*Task brief:* Your output must be a faithful copy of the listing underneath.

*Data shown:*
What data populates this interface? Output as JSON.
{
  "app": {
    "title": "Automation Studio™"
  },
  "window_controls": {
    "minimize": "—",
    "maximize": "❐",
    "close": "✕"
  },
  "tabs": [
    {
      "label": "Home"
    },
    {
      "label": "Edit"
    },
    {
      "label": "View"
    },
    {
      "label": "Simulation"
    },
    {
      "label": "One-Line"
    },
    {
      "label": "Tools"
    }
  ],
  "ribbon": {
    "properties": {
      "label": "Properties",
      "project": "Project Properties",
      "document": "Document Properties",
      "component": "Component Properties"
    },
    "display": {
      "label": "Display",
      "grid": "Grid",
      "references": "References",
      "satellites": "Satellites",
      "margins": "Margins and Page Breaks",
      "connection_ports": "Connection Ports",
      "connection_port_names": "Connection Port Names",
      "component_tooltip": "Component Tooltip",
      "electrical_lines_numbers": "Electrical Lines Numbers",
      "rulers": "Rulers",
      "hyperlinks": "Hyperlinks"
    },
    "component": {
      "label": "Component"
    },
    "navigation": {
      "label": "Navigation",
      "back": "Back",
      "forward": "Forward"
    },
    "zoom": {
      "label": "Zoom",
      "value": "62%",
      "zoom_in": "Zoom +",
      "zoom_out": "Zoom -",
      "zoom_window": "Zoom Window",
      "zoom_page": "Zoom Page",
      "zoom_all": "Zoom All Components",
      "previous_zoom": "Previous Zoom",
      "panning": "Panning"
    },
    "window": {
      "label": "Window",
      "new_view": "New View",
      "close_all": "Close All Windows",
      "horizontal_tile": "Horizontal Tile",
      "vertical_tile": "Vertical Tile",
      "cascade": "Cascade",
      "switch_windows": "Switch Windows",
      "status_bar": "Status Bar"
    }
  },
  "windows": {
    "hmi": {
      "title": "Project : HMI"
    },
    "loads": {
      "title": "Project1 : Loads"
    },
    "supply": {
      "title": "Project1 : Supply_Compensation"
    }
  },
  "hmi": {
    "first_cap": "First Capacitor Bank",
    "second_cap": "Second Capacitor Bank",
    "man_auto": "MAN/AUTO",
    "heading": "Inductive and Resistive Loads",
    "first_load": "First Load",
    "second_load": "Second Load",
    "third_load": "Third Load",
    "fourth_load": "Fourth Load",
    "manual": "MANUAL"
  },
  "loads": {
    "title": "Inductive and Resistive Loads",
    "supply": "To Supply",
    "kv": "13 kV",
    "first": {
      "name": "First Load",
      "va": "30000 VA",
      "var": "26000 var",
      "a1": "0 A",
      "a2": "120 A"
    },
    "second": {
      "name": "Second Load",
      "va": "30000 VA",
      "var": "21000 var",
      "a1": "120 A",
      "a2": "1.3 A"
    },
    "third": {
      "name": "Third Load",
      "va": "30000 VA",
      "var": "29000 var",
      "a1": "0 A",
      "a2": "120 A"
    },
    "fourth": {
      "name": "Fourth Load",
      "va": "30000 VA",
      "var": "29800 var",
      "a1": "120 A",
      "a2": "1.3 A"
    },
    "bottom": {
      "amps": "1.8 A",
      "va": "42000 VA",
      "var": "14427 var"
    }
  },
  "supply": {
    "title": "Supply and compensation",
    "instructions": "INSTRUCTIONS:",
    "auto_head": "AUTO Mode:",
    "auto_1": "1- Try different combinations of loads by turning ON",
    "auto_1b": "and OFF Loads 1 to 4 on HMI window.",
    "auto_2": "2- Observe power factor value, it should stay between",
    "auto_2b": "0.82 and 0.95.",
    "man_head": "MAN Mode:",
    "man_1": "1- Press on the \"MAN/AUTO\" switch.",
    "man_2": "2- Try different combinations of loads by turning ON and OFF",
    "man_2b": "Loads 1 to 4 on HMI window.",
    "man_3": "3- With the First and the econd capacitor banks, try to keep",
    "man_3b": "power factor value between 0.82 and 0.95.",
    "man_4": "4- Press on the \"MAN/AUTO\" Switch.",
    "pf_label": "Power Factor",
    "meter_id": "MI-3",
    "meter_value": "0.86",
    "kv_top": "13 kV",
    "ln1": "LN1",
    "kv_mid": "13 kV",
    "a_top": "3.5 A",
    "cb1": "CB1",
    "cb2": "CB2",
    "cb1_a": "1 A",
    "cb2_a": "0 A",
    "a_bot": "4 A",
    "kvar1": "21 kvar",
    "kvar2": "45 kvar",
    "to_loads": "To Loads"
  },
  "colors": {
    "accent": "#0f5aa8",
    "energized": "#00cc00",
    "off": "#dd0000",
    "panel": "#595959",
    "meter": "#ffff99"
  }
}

*Output of the exercise:*
What data populates this interface? Output as JSON.
{
  "app": {
    "title": "Automation Studio™"
  },
  "window_controls": {
    "minimize": "—",
    "maximize": "❐",
    "close": "✕"
  },
  "tabs": [
    {
      "label": "Home"
    },
    {
      "label": "Edit"
    },
    {
      "label": "View"
    },
    {
      "label": "Simulation"
    },
    {
      "label": "One-Line"
    },
    {
      "label": "Tools"
    }
  ],
  "ribbon": {
    "properties": {
      "label": "Properties",
      "project": "Project Properties",
      "document": "Document Properties",
      "component": "Component Properties"
    },
    "display": {
      "label": "Display",
      "grid": "Grid",
      "references": "References",
      "satellites": "Satellites",
      "margins": "Margins and Page Breaks",
      "connection_ports": "Connection Ports",
      "connection_port_names": "Connection Port Names",
      "component_tooltip": "Component Tooltip",
      "electrical_lines_numbers": "Electrical Lines Numbers",
      "rulers": "Rulers",
      "hyperlinks": "Hyperlinks"
    },
    "component": {
      "label": "Component"
    },
    "navigation": {
      "label": "Navigation",
      "back": "Back",
      "forward": "Forward"
    },
    "zoom": {
      "label": "Zoom",
      "value": "62%",
      "zoom_in": "Zoom +",
      "zoom_out": "Zoom -",
      "zoom_window": "Zoom Window",
      "zoom_page": "Zoom Page",
      "zoom_all": "Zoom All Components",
      "previous_zoom": "Previous Zoom",
      "panning": "Panning"
    },
    "window": {
      "label": "Window",
      "new_view": "New View",
      "close_all": "Close All Windows",
      "horizontal_tile": "Horizontal Tile",
      "vertical_tile": "Vertical Tile",
      "cascade": "Cascade",
      "switch_windows": "Switch Windows",
      "status_bar": "Status Bar"
    }
  },
  "windows": {
    "hmi": {
      "title": "Project : HMI"
    },
    "loads": {
      "title": "Project1 : Loads"
    },
    "supply": {
      "title": "Project1 : Supply_Compensation"
    }
  },
  "hmi": {
    "first_cap": "First Capacitor Bank",
    "second_cap": "Second Capacitor Bank",
    "man_auto": "MAN/AUTO",
    "heading": "Inductive and Resistive Loads",
    "first_load": "First Load",
    "second_load": "Second Load",
    "third_load": "Third Load",
    "fourth_load": "Fourth Load",
    "manual": "MANUAL"
  },
  "loads": {
    "title": "Inductive and Resistive Loads",
    "supply": "To Supply",
    "kv": "13 kV",
    "first": {
      "name": "First Load",
      "va": "30000 VA",
      "var": "26000 var",
      "a1": "0 A",
      "a2": "120 A"
    },
    "second": {
      "name": "Second Load",
      "va": "30000 VA",
      "var": "21000 var",
      "a1": "120 A",
      "a2": "1.3 A"
    },
    "third": {
      "name": "Third Load",
      "va": "30000 VA",
      "var": "29000 var",
      "a1": "0 A",
      "a2": "120 A"
    },
    "fourth": {
      "name": "Fourth Load",
      "va": "30000 VA",
      "var": "29800 var",
      "a1": "120 A",
      "a2": "1.3 A"
    },
    "bottom": {
      "amps": "1.8 A",
      "va": "42000 VA",
      "var": "14427 var"
    }
  },
  "supply": {
    "title": "Supply and compensation",
    "instructions": "INSTRUCTIONS:",
    "auto_head": "AUTO Mode:",
    "auto_1": "1- Try different combinations of loads by turning ON",
    "auto_1b": "and OFF Loads 1 to 4 on HMI window.",
    "auto_2": "2- Observe power factor value, it should stay between",
    "auto_2b": "0.82 and 0.95.",
    "man_head": "MAN Mode:",
    "man_1": "1- Press on the \"MAN/AUTO\" switch.",
    "man_2": "2- Try different combinations of loads by turning ON and OFF",
    "man_2b": "Loads 1 to 4 on HMI window.",
    "man_3": "3- With the First and the econd capacitor banks, try to keep",
    "man_3b": "power factor value between 0.82 and 0.95.",
    "man_4": "4- Press on the \"MAN/AUTO\" Switch.",
    "pf_label": "Power Factor",
    "meter_id": "MI-3",
    "meter_value": "0.86",
    "kv_top": "13 kV",
    "ln1": "LN1",
    "kv_mid": "13 kV",
    "a_top": "3.5 A",
    "cb1": "CB1",
    "cb2": "CB2",
    "cb1_a": "1 A",
    "cb2_a": "0 A",
    "a_bot": "4 A",
    "kvar1": "21 kvar",
    "kvar2": "45 kvar",
    "to_loads": "To Loads"
  },
  "colors": {
    "accent": "#0f5aa8",
    "energized": "#00cc00",
    "off": "#dd0000",
    "panel": "#595959",
    "meter": "#ffff99"
  }
}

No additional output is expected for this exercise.